High End 2017: Michael Latvis provides the skinny on the HRS Vortex feet

HRS Vortex Feet under a dCS Rossini playing MQA @ The High End 2017

Tweaks are aplenty in this industry, some that work, and others less so. But when it comes to reducing vibration, I have been a longstanding believer.

At T.H.E. Show @ Newport, HRS introduced the Vortex feet.  I was impressed at the impact that they had on various T+A components in Sunny’s High End Audio Video room during some quick listening.

Newport peaked my interest, so I naturally had to try Vortex feet under my Dan D’agostino Stereo Momentum amplifier which rests on a HRS M3X isolation base (shelf). In my experience, the addition of the Vortex feet was almost more impactful then the introduction of the HRS isolation base in my listening room.  The Vortex feet shouldn’t be used by themselves and instead are designed to work with the HRS isolation base. Basically the addition of the Vortex allowed me to hear everything the base could do.

Michael Latvis, President and Chief Engineer HRS @ High End 2017

Back to the High End 2017, as I was roaming Hall 4.1, I managed to get a sighting of Michael Latvis, Chief Engineer at HRS. I needed to introduce myself and get the scoop on what black magic is going on inside those Vortex feet?
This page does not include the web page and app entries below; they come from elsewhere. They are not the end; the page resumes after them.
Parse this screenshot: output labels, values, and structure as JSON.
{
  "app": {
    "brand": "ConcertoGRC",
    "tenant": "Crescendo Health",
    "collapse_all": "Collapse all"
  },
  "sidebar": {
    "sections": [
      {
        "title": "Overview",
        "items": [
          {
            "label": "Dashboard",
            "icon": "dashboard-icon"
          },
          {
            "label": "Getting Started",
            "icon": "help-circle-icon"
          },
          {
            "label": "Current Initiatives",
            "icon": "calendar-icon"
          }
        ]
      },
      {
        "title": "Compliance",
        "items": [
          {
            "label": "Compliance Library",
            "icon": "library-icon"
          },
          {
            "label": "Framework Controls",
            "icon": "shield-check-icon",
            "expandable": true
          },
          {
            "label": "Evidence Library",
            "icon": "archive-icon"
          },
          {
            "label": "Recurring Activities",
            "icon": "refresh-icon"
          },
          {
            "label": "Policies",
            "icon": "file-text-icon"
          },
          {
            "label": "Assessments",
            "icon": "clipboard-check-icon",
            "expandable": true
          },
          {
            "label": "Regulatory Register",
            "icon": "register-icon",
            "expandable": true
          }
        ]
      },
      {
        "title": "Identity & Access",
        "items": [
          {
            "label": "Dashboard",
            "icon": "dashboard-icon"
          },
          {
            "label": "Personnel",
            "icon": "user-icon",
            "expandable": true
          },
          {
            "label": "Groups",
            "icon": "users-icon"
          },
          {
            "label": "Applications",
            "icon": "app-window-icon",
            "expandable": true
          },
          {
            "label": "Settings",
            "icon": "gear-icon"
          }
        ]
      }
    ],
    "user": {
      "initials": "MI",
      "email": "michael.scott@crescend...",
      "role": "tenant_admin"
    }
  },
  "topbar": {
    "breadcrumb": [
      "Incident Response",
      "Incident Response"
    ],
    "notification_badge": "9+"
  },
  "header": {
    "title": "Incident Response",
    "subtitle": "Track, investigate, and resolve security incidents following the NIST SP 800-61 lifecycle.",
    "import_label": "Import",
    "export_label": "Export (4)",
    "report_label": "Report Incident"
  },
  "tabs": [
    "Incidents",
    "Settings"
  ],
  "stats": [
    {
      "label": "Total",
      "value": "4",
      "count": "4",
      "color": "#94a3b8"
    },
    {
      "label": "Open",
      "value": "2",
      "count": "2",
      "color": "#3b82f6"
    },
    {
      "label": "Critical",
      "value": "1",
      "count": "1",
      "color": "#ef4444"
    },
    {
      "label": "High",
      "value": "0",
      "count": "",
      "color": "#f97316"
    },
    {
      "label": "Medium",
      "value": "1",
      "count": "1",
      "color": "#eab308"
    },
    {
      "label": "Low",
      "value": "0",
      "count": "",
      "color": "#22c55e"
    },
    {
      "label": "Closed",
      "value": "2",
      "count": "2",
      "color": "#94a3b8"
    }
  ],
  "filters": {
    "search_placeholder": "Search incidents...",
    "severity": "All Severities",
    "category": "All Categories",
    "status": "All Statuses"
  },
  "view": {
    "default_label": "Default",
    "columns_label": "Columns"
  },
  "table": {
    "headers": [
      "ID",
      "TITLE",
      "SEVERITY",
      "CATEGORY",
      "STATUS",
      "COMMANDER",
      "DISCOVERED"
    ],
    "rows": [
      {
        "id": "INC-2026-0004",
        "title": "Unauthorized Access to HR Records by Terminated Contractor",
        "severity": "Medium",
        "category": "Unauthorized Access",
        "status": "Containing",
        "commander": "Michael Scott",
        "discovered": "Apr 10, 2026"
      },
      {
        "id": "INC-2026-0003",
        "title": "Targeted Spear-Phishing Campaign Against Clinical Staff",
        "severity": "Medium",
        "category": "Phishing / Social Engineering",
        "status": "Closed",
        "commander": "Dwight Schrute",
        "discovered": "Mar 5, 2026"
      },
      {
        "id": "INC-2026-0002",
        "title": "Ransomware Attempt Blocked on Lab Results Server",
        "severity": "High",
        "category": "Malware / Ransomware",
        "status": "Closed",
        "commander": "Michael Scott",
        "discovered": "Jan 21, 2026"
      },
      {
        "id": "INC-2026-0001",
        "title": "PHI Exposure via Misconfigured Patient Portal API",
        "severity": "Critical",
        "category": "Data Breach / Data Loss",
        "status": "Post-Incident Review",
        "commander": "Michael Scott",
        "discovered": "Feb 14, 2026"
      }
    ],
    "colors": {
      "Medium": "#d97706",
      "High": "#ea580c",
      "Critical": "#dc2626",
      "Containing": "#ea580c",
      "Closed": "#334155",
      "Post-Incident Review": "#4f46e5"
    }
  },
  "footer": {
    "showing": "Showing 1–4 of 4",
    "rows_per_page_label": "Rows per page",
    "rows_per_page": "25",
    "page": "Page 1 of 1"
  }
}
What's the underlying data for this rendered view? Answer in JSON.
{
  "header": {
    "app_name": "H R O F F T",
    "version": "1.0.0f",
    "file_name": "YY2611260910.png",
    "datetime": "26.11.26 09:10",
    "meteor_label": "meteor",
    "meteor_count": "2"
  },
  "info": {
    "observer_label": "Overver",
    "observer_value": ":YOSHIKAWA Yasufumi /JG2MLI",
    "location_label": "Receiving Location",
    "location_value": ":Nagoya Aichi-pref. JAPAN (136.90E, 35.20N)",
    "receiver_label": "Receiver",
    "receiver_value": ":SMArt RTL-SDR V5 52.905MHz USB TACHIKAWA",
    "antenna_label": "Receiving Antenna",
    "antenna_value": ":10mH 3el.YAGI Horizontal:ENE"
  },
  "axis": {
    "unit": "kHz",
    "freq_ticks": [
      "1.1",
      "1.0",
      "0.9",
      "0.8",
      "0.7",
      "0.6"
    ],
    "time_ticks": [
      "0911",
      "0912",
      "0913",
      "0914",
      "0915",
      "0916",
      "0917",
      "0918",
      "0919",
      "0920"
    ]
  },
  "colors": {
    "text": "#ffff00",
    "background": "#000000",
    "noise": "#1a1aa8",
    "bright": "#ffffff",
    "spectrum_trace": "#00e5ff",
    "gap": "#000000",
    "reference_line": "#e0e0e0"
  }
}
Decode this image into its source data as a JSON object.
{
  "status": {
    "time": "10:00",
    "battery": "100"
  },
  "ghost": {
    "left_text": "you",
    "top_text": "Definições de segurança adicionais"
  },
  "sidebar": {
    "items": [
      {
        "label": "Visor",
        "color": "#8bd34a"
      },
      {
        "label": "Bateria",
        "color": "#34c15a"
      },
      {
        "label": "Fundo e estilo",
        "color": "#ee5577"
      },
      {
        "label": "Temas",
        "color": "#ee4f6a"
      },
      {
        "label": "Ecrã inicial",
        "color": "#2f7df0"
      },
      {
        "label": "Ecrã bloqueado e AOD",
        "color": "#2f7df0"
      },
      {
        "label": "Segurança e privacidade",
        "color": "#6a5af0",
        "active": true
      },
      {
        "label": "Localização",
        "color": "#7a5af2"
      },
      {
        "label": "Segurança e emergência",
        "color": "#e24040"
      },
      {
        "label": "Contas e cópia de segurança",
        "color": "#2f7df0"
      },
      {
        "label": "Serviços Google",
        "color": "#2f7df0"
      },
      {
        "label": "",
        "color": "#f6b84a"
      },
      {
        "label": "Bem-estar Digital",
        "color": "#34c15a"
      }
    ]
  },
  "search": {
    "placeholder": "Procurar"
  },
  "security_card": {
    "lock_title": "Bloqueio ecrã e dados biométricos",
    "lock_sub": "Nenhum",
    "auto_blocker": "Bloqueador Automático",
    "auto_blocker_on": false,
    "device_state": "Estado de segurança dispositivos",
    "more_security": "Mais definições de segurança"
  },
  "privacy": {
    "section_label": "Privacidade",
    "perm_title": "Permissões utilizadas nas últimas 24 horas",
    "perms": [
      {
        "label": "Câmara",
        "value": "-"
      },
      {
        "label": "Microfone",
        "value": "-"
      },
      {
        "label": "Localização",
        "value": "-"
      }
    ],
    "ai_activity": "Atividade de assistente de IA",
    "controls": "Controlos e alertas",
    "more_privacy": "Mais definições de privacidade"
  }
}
High End in Munich coverage brought to you by VPI Industries.

What crazy voodoo is Michael Latvis doing? Why was the impact of the HRS Vortex feet more significant then the original configuration of just a HRS M3X isolation platform?  Here is what Michael told us…

“There is a lot of airborne vibration that impacts our audio components. When the airborne energy hits the chassis, it is sitting there and its ringing. You can see it on an accelerometer. We just wanted to give it a place to go.”

He wanted to develop a method to easily drain that energy away from your components.

“We are going to approach this differently and we are going to pull this energy out, get rid it and not let it come back.”

HRS Vortex Feet on a HRS Platform @ High End 2017

Sounds great, how does it actually work I asked? Here is my summary of what Michael explained :

  • The vortex feet takes that energy from your chassis and dissipates it
  • The top of the foot is a custom compound that doesn’t ring
  • Below that compound is a stainless steel housing that is very efficient at moving energy
  • On the other the side of the stainless diaphragm is a cavity, that helps push the energy to the outside of the feet, allowing it to dissipate
  • Remaining energy continues down to foot
  • All along the way, energy is being pulled away to dissipate it
  • If any energy bounces back up, it goes along the same path again, and once again gets dissipated

Michael closed out saying:

“The theory was, let’s give it a path and along the path we are going to suck the energy off of it. By then time the energy goes down (to the bottom of the foot) and wants to bounce, it is very reduced or non-existent. It worked. It worked better then we expected. By the 3rd iteration of the compound on the top I knew we had something special.”

dCS Rossini Clock on Vortex Feet & HRS isolation base @ High End 2017

If you have HRS isolation bases / racks, give the Vortex feet a whirl.

Mohammed Samji